Should QVector be able to hold one billion items?



  • Paste and run the following code in a debug x64 build:

    @QVector<int> vec;
    for(int i = 0; i < 1000000000; ++i)
    {
    vec.push_back(i);
    }@

    Should this work ok?
    It seems to throw a bad_alloc.



  • Well, besides the fact that this is one of this super-theoretical examples, yes - it is possible. But do the math on yourself: (probably) 8 bytes per int multiplied by one billion plus overhead for memory allocation. Now compare this number to your memory available.



  • I have 48GB of RAM.
    8 bytes multiplied by 1 billion is only 8GB of RAM required.

    Does Qt use 'int' internally to pass the size of new memory allocations for growing a QVector?



  • The int is 4 bytes on x86_64 so it's rather 4GB of RAM.

    Do you get the exception on
    @
    new int[1000000000];
    @
    ?



  • There is no exception using:

    @new int[1000000000]@

    Also, there is no exception if I use std::vector and not QVector.



  • Do you allocate the vector like you show in the example? Could you try this:
    @

    QVector<int> vec(1000000000);
    for(int i = 0; i < 1000000000; ++i)
    {
    vec.push_back(i);
    }

    @
    Telling the vector up front how bit it must be, will save you an insane amount of shifting the data around...

    However, I think I would not use the Qt container classes for such data blobs.
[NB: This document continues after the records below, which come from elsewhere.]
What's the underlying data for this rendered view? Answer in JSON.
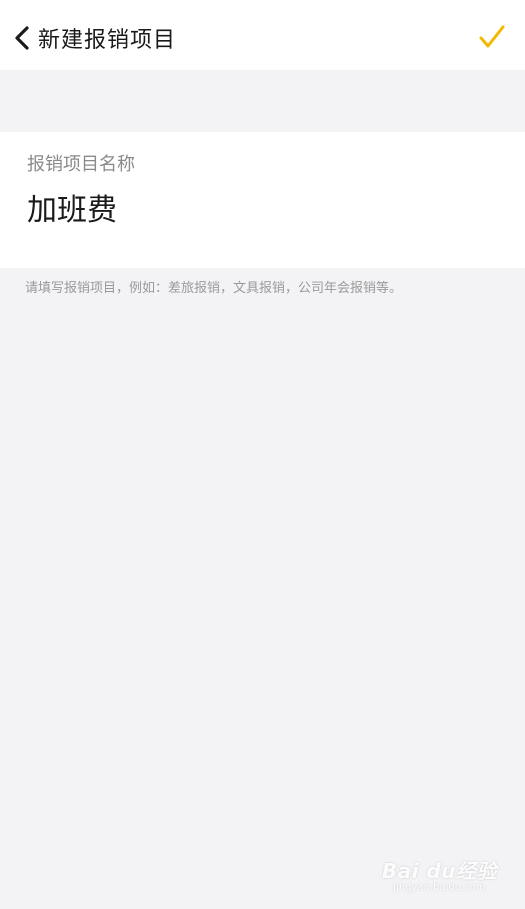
{
  "nav": {
    "title": "新建报销项目",
    "back_icon": "chevron-left-icon",
    "confirm_icon": "checkmark-icon",
    "accent_color": "#f5b800"
  },
  "form": {
    "label": "报销项目名称",
    "value": "加班费"
  },
  "hint": "请填写报销项目，例如：差旅报销，文具报销，公司年会报销等。",
  "watermark": {
    "main": "Bai du经验",
    "sub": "jingyan.baidu.com"
  }
}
This is the point where the copy-on-write of the Qt containers becomes a burden rather than a benefit.



  • I think moderator meant as follows?

    @QVector<int> vec(1000000000);
    for(int i = 0; i < 1000000000; ++i)
    {
    vec[i] = i;
    }@

    Or in case the vector size is unknown up-front:

    @QVector<int> vec;
    vec.reserve(1000000000);
    for(int i = 0; i < 1000000000; ++i)
    {
    vec.push_back(i);
    }@



  • Thanks for the suggestion however it still throws an exception.

    It will even throw an exception just doing a reserve as follows:

    @QVector<int> vec;
    vec.reserve(1000000000);@

    I have investigated the problem and it seems to be as follows:

    1. QVector<T>::malloc(int aalloc) is called by vec.reserve(), where aalloc is 1 billion.
    2. In QVector<T>::malloc we call:

    @QVectorData::allocate(sizeOfTypedData() + (aalloc - 1) * sizeof(T), alignOfTypedData());@

    The first argument 'size' is:
    4 + (1000000000 - 1) * 4 = 4000000000 which is greater than the positive range of a signed int.

    Looking at the declaration of QVectorData::allocate we see that the first argument is an int:

    @static QVectorData *allocate(int size, int alignment);@

    So it looks like it has an overflow error.

    Note: even 550 million messages throws the exception, but below this the allocate passes, presumably because the size is less than the positive range of an int.



  • [quote author="andrewjlouth" date="1319880749"]I have 48GB of RAM.
    8 bytes multiplied by 1 billion is only 8GB of RAM required.

    Does Qt use 'int' internally to pass the size of new memory allocations for growing a QVector?
    [/quote]

    Yes. And asking the OS for a contiguous chunk of 8GB isn't something I would get rid off with an "only".



  • this has nothing to do with int and long ?
    can you try with:

    bq. vec.reserve(1000000000L);



  • [quote author="deimos" date="1319910499"]this has nothing to do with int and long ?
    can you try with:

    bq. vec.reserve(1000000000L);[/quote]

    Actually, no. QVector (and all other container classes) only work with integers (int, not long or long long). So, I guess it is just outside of the Qt containers specs to try to strore that many items in one. I would recommend using a different container class for that, from outside of Qt.

    [edit: answer put outside quote, Eddy]


Log in to reply
 

Looks like your connection to Qt Forum was lost, please wait while we try to reconnect.